The Sanrio people have been selling a pink iPod with the picture of Hello Kitty etched into the metal side, but now they have an MP3 player shaped like the ubiquitous character.
It only has 256MB of memory and it costs $179, but you get to select tracks and control it in generally with her paws. Last year I had to buy my daughter a Hello Kitty toaster and it's only through a supreme act of will I'm not hitting the buy button right now.
You can buy it through Dynamism.com, a company started by Douglas Krone. He goes to Japan, trolls around the megastores like Bic Camera and Yodobashi Camera and then figures out ways to bring these products to gadget crazy Americans. (Dynamism also owns the Akibalive site.
Hello Kitty is generally associated with young girls, but, back in the 70s when it started, it was a symbol of teen rebellion and a way to tee off parents. At that time, it was a fad among teenage girls to act younger than they were, according to Ken Belson, co-author of "Hello Kitty: The Remarkable Story of Sanrio and the Billion Dollar Feline Phenomenon."
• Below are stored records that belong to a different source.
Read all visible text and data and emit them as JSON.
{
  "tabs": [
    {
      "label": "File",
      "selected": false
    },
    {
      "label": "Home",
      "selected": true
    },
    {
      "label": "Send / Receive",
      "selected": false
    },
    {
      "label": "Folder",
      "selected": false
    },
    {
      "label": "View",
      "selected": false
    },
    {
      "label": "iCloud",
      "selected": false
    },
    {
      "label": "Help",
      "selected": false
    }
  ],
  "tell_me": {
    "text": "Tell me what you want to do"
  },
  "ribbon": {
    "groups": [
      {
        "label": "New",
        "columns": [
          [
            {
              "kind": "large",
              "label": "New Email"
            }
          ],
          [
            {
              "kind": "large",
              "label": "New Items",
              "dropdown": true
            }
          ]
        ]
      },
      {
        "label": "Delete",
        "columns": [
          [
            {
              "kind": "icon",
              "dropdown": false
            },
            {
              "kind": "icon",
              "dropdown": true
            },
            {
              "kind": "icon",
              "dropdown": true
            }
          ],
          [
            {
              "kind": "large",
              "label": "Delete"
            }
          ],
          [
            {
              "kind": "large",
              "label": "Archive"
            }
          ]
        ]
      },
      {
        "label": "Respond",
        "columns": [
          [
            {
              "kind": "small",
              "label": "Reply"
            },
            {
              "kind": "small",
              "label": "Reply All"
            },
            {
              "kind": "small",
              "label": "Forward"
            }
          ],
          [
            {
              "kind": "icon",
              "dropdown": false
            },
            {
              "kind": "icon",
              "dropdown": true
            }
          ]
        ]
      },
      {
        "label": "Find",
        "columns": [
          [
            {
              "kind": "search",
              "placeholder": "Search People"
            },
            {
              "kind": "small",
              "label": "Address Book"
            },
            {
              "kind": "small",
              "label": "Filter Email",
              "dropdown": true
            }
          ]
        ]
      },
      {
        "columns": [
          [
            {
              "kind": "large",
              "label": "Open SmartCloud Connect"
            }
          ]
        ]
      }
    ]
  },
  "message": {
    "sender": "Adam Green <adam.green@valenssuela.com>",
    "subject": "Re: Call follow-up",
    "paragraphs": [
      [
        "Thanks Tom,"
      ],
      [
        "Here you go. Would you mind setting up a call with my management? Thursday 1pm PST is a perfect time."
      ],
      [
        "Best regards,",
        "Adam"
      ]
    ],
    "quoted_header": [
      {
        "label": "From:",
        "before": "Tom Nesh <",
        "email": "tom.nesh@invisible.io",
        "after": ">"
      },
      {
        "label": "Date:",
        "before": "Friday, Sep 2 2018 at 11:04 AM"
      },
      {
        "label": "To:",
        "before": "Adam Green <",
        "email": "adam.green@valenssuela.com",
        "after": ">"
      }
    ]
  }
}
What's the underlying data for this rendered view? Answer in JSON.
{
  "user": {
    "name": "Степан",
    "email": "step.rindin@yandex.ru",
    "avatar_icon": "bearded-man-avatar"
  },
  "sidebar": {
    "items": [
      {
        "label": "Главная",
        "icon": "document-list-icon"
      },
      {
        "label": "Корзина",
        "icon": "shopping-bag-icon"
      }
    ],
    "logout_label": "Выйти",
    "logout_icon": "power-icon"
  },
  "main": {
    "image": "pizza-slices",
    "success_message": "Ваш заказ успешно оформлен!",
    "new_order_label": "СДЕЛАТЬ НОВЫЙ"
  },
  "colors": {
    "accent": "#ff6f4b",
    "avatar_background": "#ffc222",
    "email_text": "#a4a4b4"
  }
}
"They'd speak in really high voices, write in curlicues. It was the kind of stuff that made parents say, 'Act your age,'" Belson said last year.